Why so grim Hogun? Lighten up.

That description may be at odds to an art direction more reminiscent of The Next Avengers. Cutesy Thor and Loki have skinny legs and big feet, not having grown into full manhood. Of course that does not stop them from causing man sized trouble.

Odin fights the demon Sutur. Note the size difference. Yes, that is Odin in the circle. And he won this match too.

The opening credits were pleasingly classy and interesting (especially for a direct to home market release). Though to us they clashed a bit with the stylized, less detailed animation. They also seemed somewhat at odds with Thor’s teenage angst and naïveté.

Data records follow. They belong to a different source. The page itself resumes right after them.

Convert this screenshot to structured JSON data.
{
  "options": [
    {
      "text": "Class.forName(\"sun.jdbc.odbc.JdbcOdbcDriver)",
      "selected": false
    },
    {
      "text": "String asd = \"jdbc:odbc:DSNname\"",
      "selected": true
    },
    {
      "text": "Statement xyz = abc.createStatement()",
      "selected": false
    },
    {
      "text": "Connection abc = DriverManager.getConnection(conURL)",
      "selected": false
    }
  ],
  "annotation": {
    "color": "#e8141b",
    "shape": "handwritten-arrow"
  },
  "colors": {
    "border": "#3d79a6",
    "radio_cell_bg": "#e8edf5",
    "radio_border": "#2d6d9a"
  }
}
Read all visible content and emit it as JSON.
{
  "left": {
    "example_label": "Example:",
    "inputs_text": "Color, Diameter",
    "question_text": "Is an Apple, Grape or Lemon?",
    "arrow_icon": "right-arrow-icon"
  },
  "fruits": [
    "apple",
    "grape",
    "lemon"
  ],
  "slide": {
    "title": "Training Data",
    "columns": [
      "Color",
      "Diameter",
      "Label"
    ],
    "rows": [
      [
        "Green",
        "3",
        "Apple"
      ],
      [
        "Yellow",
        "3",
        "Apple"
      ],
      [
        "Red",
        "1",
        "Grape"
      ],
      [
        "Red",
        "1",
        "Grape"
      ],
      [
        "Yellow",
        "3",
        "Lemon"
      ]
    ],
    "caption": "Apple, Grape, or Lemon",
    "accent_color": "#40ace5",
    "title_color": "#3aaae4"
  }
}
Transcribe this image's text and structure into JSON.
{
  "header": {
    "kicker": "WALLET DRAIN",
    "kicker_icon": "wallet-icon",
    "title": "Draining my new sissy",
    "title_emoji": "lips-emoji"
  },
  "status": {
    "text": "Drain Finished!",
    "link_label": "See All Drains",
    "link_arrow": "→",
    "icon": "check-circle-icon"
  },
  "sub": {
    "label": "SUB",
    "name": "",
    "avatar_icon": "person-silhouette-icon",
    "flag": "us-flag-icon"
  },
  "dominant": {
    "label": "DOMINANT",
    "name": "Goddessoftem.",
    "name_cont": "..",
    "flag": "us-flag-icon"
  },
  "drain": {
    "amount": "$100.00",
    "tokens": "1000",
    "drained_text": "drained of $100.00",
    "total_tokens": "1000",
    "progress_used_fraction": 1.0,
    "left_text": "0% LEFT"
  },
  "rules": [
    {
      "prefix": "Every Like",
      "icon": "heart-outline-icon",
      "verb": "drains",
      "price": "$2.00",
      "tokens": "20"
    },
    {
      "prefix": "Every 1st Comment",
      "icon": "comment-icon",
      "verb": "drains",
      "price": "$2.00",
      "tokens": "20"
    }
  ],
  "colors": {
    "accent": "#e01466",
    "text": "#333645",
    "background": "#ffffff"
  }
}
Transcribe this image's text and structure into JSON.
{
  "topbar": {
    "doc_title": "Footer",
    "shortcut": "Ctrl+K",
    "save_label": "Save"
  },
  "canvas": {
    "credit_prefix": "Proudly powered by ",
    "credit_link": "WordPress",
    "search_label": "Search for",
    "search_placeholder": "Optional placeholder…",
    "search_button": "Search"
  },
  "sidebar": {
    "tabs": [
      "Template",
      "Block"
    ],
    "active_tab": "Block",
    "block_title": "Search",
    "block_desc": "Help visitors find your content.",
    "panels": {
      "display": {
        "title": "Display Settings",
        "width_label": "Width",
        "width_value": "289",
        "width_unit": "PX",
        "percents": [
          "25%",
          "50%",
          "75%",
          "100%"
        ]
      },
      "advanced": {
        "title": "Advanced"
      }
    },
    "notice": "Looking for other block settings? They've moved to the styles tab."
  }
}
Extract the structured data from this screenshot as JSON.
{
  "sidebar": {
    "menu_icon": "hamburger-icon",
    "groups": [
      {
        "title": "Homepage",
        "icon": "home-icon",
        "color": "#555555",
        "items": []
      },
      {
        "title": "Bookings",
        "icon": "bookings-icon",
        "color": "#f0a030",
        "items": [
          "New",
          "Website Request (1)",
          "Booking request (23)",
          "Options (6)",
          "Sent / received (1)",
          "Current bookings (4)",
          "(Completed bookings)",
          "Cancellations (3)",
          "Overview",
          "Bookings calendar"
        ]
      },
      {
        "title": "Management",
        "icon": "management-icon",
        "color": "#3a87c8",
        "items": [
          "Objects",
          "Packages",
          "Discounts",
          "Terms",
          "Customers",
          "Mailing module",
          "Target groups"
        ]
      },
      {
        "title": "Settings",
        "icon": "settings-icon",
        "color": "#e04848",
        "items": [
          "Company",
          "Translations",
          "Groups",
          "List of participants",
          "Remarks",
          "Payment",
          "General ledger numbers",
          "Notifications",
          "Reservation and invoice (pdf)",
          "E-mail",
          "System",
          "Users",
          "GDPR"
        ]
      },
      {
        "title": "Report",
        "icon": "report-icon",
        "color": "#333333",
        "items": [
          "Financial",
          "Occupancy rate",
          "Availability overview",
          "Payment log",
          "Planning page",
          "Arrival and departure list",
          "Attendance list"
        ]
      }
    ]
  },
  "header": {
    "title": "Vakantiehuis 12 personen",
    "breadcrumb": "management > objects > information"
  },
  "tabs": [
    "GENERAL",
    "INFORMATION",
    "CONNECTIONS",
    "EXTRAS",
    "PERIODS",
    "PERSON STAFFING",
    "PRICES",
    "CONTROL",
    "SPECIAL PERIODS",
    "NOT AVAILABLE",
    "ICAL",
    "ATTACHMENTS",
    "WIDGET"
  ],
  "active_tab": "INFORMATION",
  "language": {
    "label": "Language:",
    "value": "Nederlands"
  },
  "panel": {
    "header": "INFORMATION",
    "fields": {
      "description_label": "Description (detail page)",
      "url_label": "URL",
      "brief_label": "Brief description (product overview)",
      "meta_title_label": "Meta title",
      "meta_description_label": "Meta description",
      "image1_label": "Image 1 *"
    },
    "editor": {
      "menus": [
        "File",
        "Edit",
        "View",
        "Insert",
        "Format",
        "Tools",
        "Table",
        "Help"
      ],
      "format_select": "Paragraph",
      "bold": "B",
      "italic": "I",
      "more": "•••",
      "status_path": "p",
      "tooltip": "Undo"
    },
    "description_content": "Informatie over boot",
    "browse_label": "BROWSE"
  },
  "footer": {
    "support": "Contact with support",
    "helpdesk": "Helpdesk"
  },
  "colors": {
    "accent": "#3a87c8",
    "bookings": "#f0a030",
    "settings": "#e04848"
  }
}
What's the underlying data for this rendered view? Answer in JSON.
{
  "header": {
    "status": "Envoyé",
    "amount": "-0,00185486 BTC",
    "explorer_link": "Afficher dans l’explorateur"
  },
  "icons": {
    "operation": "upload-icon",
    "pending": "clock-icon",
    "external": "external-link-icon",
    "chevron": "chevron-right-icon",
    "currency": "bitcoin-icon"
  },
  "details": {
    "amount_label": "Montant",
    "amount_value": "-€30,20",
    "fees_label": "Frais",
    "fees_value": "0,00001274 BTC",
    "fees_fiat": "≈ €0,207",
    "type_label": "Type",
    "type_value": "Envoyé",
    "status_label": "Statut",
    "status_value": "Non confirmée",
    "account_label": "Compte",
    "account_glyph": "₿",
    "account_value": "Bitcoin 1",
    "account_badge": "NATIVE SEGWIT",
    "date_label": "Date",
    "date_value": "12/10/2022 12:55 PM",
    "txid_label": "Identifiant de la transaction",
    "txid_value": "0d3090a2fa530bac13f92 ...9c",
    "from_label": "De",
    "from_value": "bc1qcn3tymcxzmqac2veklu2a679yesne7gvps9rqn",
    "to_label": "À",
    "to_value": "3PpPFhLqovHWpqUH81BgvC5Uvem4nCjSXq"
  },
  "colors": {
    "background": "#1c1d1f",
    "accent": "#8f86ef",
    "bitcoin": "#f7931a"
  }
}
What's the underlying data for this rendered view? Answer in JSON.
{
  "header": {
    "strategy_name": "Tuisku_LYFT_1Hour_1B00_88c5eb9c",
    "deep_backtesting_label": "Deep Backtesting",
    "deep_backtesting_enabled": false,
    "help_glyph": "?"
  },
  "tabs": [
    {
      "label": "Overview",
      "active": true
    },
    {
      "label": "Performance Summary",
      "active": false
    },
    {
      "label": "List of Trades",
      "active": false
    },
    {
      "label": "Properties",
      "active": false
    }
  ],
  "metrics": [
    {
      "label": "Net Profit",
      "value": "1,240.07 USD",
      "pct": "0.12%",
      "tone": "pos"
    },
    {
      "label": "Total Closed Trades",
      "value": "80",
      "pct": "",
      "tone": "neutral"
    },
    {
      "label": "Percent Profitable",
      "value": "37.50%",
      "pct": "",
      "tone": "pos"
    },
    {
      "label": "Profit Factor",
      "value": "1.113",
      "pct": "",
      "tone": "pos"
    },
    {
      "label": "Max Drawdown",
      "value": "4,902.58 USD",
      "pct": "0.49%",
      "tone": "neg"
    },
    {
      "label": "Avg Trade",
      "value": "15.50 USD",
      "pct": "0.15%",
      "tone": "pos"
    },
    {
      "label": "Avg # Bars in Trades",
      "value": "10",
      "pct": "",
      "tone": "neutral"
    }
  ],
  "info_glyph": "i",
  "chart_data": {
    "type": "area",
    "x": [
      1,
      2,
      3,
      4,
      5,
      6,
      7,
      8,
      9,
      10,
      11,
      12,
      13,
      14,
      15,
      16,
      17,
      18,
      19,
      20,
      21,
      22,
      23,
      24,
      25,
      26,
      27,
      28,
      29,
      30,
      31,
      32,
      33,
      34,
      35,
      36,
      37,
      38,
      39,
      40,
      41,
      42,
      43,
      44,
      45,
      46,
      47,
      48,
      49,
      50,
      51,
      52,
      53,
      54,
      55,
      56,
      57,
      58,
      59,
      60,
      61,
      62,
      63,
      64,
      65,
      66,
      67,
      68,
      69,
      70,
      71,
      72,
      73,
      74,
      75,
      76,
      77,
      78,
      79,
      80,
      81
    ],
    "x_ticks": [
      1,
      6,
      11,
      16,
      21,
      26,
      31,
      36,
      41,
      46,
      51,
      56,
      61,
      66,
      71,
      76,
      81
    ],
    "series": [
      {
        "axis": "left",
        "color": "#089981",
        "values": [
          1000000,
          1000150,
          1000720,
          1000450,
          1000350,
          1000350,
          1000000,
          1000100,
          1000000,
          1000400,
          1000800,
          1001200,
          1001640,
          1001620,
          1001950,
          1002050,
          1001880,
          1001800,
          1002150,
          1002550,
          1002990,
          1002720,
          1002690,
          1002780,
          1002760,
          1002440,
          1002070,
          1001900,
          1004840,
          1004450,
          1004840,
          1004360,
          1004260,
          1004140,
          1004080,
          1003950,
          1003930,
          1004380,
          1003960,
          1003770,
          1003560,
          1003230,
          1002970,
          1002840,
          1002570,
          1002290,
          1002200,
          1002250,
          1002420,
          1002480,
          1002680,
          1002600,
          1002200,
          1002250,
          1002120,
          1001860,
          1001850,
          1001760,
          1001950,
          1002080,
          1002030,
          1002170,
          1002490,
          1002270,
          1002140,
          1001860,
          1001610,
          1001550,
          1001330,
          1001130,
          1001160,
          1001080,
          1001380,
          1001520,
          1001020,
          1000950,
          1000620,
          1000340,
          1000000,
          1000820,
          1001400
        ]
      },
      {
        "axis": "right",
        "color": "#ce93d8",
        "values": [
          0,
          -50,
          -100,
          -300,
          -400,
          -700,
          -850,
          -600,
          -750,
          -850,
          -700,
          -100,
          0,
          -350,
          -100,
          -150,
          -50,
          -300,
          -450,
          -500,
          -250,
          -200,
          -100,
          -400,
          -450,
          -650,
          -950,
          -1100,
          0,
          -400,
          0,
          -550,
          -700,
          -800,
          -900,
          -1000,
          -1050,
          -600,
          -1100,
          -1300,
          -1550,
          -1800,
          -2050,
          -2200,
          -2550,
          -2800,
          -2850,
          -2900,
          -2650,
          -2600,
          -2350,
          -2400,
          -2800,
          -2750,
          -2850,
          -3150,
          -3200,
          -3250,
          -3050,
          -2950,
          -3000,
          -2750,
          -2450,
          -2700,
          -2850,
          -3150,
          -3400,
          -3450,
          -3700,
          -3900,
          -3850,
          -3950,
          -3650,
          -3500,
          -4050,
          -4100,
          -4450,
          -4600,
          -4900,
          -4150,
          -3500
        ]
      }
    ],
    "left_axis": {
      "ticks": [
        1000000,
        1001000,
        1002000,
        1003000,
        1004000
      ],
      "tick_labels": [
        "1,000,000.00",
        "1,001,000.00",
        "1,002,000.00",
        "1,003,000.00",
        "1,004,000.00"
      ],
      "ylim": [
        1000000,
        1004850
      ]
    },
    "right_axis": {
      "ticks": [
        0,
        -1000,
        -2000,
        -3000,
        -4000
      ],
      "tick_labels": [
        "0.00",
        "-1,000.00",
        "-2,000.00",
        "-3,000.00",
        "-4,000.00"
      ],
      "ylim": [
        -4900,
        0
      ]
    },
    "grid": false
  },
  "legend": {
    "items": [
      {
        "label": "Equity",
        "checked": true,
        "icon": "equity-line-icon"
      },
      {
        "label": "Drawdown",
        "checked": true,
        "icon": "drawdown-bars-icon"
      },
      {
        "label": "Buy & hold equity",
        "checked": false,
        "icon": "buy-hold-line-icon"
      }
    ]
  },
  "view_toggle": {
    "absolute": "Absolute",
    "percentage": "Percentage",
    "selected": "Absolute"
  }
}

Could Loki's brooding expression foretell a future path of evil? ...nah.

Is the enchanting Enchantress Amora teaching Loki sign language? We know the question you might be asking, "Why did Thor never go for her?"

How about a one sentence synopsis? Teenaged Thor thinks he’s a man but is really a weenie, so he tries to prove otherwise by stowing away on a mission with his younger brother Loki easily finding a legendary blade no one for generations seemed able to find and causing a chain reaction of events leading to some fried frost giants, war amongst the Asgardian lands, interruption of feminist Valkyrie river bathing, some pointless battles and an ending which leaves you saying, “eh”.

Uh... very inconvenient. Unless you can teleport or fly. Great view though.

Could this innocent looking dark elf possibly be holding in resentment, rage and a hunger for vengeance? ...nah.

This tired story really did not have to star Thor. The spoiled prince, some womanizing knights, the fiery attitude filled girlfriend denied being a warrior in a male-dominated society, kingdoms separated by a fragile truce… Yes you have heard it all before. Thor did not do a thing normally associated with the character. He did not use his hammer, call down lightning, or even utter, “I say the nay!” It is not even “Thor Year One”. It is more like “Thor Year Minus One” (because at least in year one he would get his hammer.)

Sure Sif, train with the Valkyries. That will help your anger issues. (Although we are partial to archers...)

Tales of Asgard was not bad. It had interesting moments and is worth watching. However it carries no surprises, earth shattering moments or a very satisfying ending. And some of the teen angst between Thor and his father Odin was ripped almost line for line from “The Little Mermaid”.

  • Thor/Ariel: “But father I want to see the outside world.”
  • Odin/King Triton: “I forbid it.”
  • Thor/Ariel: “I’m grown up, you can’t keep me here!”
  • Odin/King Triton: “I am your king and your father and you will obey me!”

How did this picture get in here? Wrong undersea king.

Asgard itself was a little hard to pin down in regards to its technology and even era. Sometimes it was ancient Greek, other times medieval England. We are not sure what exactly they were going for. However at least the depictions of the Frost Giants was adequate. Unlike the live-action Thor movie, Frost Giants were actually… well, giant.

Flaming swords and frost giants... No, don't try to make it make sense. Just be pleased they were actually big.

The depiction of the Warriors Three was well done. But they are easy and fun stereotypes to work with.

One of the least fun depictions was the Valkyries. Led by Brunhilde, they were male hating, cold hearted, duplicitous, murderous wenches. That is no exaggeration for the sake of humor or wit. Yet another island of bitter females who “throw off male subjugation” with ill temper and stifled aggression. A sect not satisfied until every female who ever experienced a bump on their romantic highway joins their unhappy enclave. Misery truly loves company.

"See how happy I look? Join us Sif and you will be this happy too."

If you go into this production with no expectations you may get one hour and 13 minutes worth of mild entertainment. Even if some of the characterizations are a little much, the overall plot stayed rather safe, although perhaps a little staid.

It was pretty much nothing like this. Talk about violating truth in advertising laws.

Check out related takes:

Hulk Vs Thor [2009]

Next Avengers: Heroes of Tomorrow [2008]

Iron Man: Armored Adventures Season 1 [2008]

The Avengers: Earth’s Mightiest Heroes Season 1 [2010]